" There were dryers like metal cabinets which pulled out from the wall, all heated by gas burners. The clothes dried in half an hour. Ironing rollers, as long as a row of houses, well, three anyway! I only used them for the sheets and tablecloths, etc.... All this was before Pam was born because then I decided to get the Hoover machine with the small rollers. I recall we bought Pam a replica and little Veronica Davies used to play with her and later on she gave it her.

There were no wash baths at South St. but there were at High St. and Gorton. The ones at Gorton I used when I worked at the kennels. I used to go on my way home and I loved it! The bath was huge! There were no taps and a woman assistant had a large key to turn on the water. You had to tell them not to make it too hot as the water was boiling. The first time I went I came out like a cooked lobster. The bath was so big I'm sure three would have fitted in it!"

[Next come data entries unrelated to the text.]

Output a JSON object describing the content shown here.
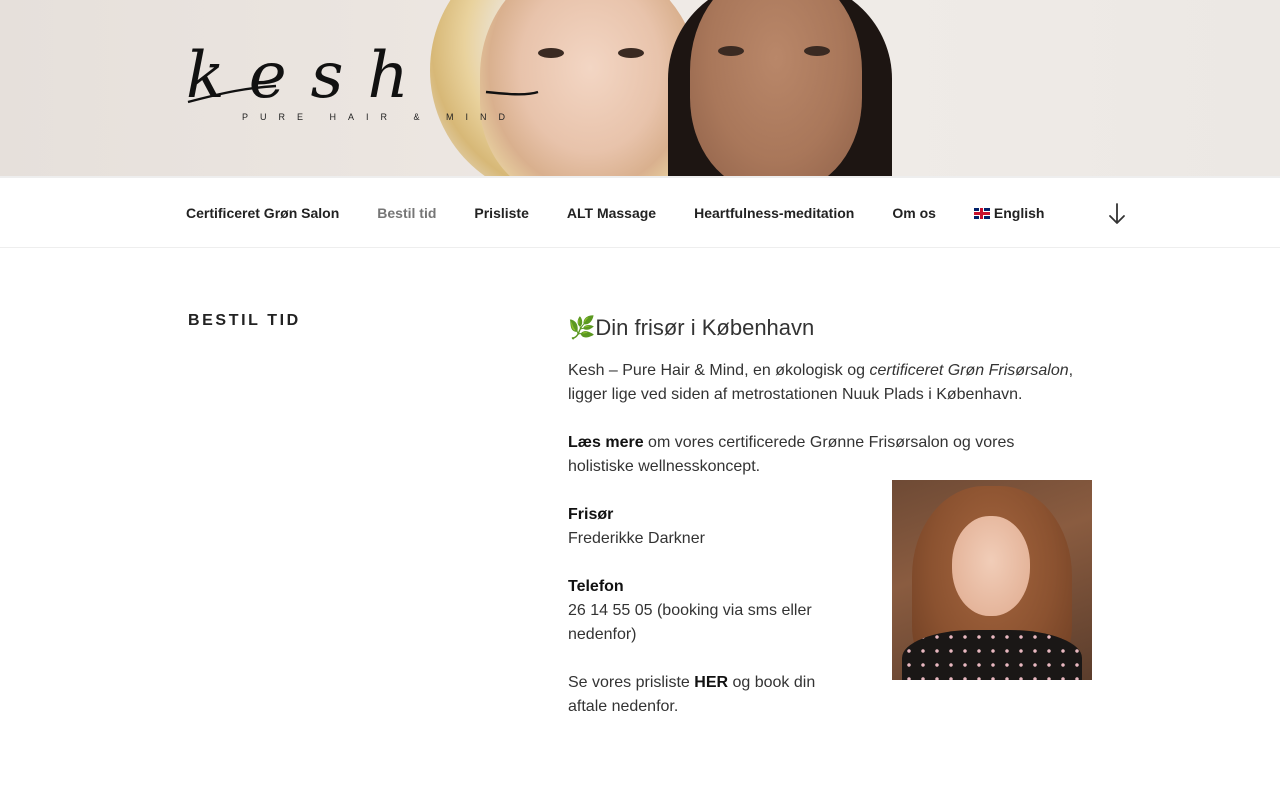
{
  "header": {
    "logo_word": "kesh",
    "logo_tagline": "PURE HAIR & MIND"
  },
  "nav": {
    "items": [
      {
        "label": "Certificeret Grøn Salon",
        "active": false
      },
      {
        "label": "Bestil tid",
        "active": true
      },
      {
        "label": "Prisliste",
        "active": false
      },
      {
        "label": "ALT Massage",
        "active": false
      },
      {
        "label": "Heartfulness-meditation",
        "active": false
      },
      {
        "label": "Om os",
        "active": false
      },
      {
        "label": "English",
        "active": false
      }
    ],
    "scroll_icon": "arrow-down-icon"
  },
  "page": {
    "title": "Bestil tid",
    "heading_emoji": "🌿",
    "heading": "Din frisør i København",
    "p1_a": "Kesh – Pure Hair & Mind, en økologisk og ",
    "p1_em": "certificeret Grøn Frisørsalon",
    "p1_b": ", ligger lige ved siden af metrostationen Nuuk Plads i København.",
    "p2_strong": "Læs mere",
    "p2_rest": " om vores certificerede Grønne Frisørsalon og vores holistiske wellnesskoncept.",
    "p3_label": "Frisør",
    "p3_value": "Frederikke Darkner",
    "p4_label": "Telefon",
    "p4_value": "26 14 55 05 (booking via sms eller nedenfor)",
    "p5_a": "Se vores prisliste ",
    "p5_link": "HER",
    "p5_b": " og book din aftale nedenfor."
  }
}
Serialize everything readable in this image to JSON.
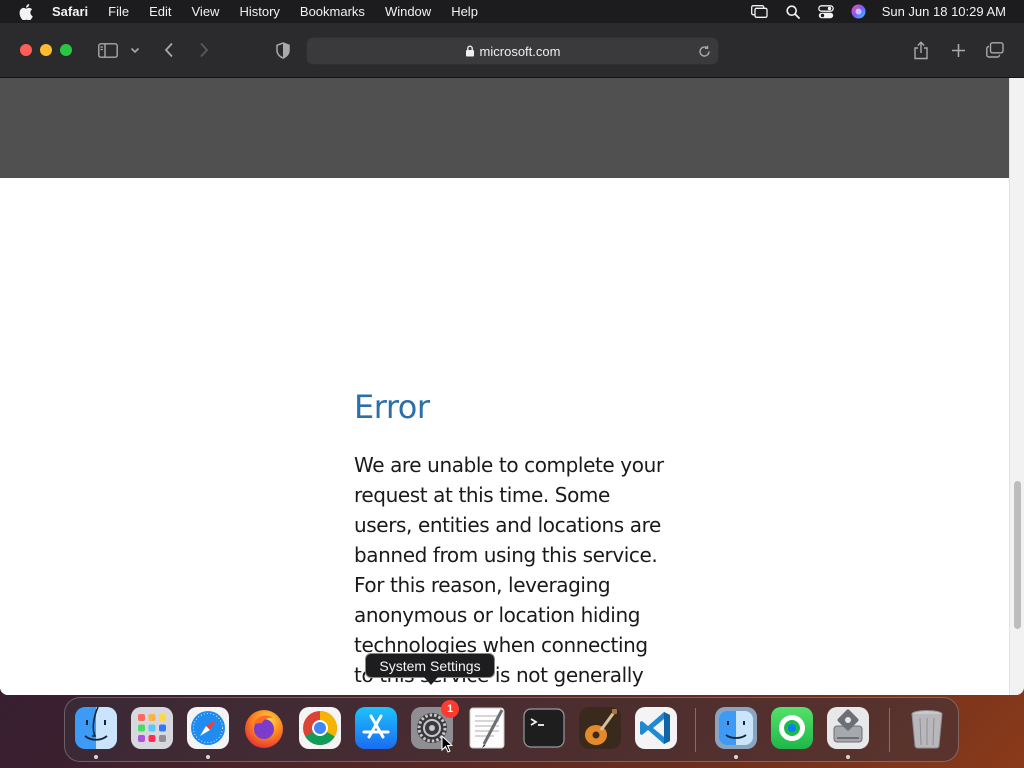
{
  "menubar": {
    "apple_icon": "apple-logo-icon",
    "app_name": "Safari",
    "items": [
      "File",
      "Edit",
      "View",
      "History",
      "Bookmarks",
      "Window",
      "Help"
    ],
    "clock": "Sun Jun 18  10:29 AM",
    "status_icons": [
      "display-mirroring-icon",
      "spotlight-search-icon",
      "control-center-icon",
      "siri-icon"
    ]
  },
  "browser": {
    "address": "microsoft.com",
    "toolbar_icons": [
      "sidebar-icon",
      "chevron-down-icon",
      "back-arrow-icon",
      "forward-arrow-icon",
      "privacy-shield-icon",
      "lock-icon",
      "reload-icon",
      "share-icon",
      "new-tab-icon",
      "tab-overview-icon"
    ]
  },
  "page": {
    "error_title": "Error",
    "error_body": "We are unable to complete your request at this time. Some users, entities and locations are banned from using this service. For this reason, leveraging anonymous or location hiding technologies when connecting to this service is not generally allowed. If you"
  },
  "tooltip": {
    "text": "System Settings"
  },
  "dock": {
    "apps": [
      {
        "name": "Finder",
        "running": true
      },
      {
        "name": "Launchpad",
        "running": false
      },
      {
        "name": "Safari",
        "running": true
      },
      {
        "name": "Firefox",
        "running": false
      },
      {
        "name": "Google Chrome",
        "running": false
      },
      {
        "name": "App Store",
        "running": false
      },
      {
        "name": "System Settings",
        "running": false,
        "badge": "1"
      },
      {
        "name": "TextEdit",
        "running": false
      },
      {
        "name": "Terminal",
        "running": false
      },
      {
        "name": "GarageBand",
        "running": false
      },
      {
        "name": "Visual Studio Code",
        "running": false
      },
      {
        "name": "Finder Alt",
        "running": true
      },
      {
        "name": "Find My",
        "running": false
      },
      {
        "name": "Disk Utility",
        "running": true
      },
      {
        "name": "Trash",
        "running": false
      }
    ]
  },
  "colors": {
    "error_title": "#2c6fa8",
    "banner": "#505050",
    "menubar": "#1c1c1e",
    "toolbar": "#2b2b2d"
  }
}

The only time I was ever really ill and had to stay off work and stay in bed, under Dr.'s orders, under no circumstances was I to get out of be, for some reason Lil chose this time to clean the chimney because the chimney's used to get full of soot. They used to throw salt up it which would burn off the soot but somebody told Lil that there was a better way. She had to get a fir-lighter, put it on a small fire and put the blower up against it. She was told not to take the blower away whatever happened. She followed instructions, leaving the blower till it glowed red! Then, it exploded! All the doors blew open, all the windows rattled and there's me seriously ill in bed. I jumped out of bed and ran downstairs to see what was up. There were great big pieces of soot like lava all over the room! It even burnt holes in the lino. But we never had a bad sooty chimney again.

Copyright 1996 Pam Galloway